All of this has little to do with creating an argument, and more to do with sharing information, and seeing the similarities rather than the differences. Even the underlying models of subtle energy used as the basis for Traditional Chinese Medicine (Taoist) and the Ayruvedic traditions from India are staggeringly similar. Prana = Chi, Dantiens = Chakras, Nadis = Meridans, and they both incorporate the 5-Elements model.
Yoga is an extremely generic term. Even more generic and encompassing than the term "martial arts." So, in some sense, to have a little bit more of a constructive conversation, we could stand to get a little more specific in terms of what types of yoga we're talking about. And also being open to seeing types of yoga that overlap cultures and practices.
It's sort of of like if we got into a conversation about cooking Italian pasta. We'd certainly have to acknowledge that the origin of pasta was not Italy, but actually China. And from there, see the similarities, rather than the differences, that make up "pasta" and the approaches to making it and cooking with it.
Pasta is a good analogy for yoga and martial arts, because while they all have similar roots and essences, changing the form - the shape - can change not only the taste, but also the effectiveness — as well as ineffectiveness — in specific applications.
And I guess what I'd like to reiterate is that there are asanas/postures contained within aikido that are specifically meant to change the body of the practitioner on physical and psycho-energetic levels. And in doing so, we essentially learn to make the pasta "dough," from which many outer forms can be created.
Pasta, in its raw form, is formless. And it can be quickly be brought into countless forms, depending on the circumstances, conditions and applications needed. Martial arts are the same way. AIkido is the same way.

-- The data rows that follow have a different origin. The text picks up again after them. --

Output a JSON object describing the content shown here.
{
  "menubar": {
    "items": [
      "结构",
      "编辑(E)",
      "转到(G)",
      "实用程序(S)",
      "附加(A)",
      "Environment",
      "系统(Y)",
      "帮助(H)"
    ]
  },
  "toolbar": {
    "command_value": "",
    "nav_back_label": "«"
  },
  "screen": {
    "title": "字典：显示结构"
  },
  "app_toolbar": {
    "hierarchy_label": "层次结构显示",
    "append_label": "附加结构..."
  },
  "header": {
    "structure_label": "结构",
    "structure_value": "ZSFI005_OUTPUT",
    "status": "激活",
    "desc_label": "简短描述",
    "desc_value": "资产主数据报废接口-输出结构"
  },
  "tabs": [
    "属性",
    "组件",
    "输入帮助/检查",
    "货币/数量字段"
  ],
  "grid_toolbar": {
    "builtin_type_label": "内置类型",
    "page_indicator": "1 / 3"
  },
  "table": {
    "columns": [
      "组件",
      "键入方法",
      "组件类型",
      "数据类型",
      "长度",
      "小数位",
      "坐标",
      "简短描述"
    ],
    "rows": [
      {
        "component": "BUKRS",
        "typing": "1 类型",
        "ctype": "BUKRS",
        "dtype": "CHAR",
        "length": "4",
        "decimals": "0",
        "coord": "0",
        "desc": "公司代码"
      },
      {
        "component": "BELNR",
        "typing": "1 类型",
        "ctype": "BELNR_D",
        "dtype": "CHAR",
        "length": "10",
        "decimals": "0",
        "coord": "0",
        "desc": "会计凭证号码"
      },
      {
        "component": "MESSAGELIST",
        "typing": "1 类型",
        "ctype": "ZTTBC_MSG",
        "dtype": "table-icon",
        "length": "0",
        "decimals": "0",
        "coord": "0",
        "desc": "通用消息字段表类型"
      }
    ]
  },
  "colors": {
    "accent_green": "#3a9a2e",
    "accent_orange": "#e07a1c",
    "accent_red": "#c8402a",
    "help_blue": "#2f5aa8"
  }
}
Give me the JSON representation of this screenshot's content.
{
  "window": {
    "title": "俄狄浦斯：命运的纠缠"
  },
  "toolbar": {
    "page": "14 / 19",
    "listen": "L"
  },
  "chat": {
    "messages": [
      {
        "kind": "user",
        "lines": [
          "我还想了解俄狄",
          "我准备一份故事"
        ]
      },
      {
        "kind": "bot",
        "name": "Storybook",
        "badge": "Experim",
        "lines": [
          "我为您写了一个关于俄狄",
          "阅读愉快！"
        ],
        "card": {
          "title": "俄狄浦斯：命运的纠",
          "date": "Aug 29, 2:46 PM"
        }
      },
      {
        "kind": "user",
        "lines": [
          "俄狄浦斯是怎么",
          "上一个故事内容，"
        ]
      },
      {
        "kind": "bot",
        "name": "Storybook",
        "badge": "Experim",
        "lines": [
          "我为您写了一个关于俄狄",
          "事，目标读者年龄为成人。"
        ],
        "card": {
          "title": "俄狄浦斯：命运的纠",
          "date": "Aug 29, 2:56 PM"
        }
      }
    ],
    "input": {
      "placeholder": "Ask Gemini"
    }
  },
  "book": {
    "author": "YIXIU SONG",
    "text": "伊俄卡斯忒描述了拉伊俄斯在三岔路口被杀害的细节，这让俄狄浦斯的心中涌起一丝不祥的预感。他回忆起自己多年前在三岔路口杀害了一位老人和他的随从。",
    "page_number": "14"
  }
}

Don't get too trapped in the outer forms - the "ten thousand things."
Learn to make the "dough," first, and then any form your aikido takes, at any given time, will work.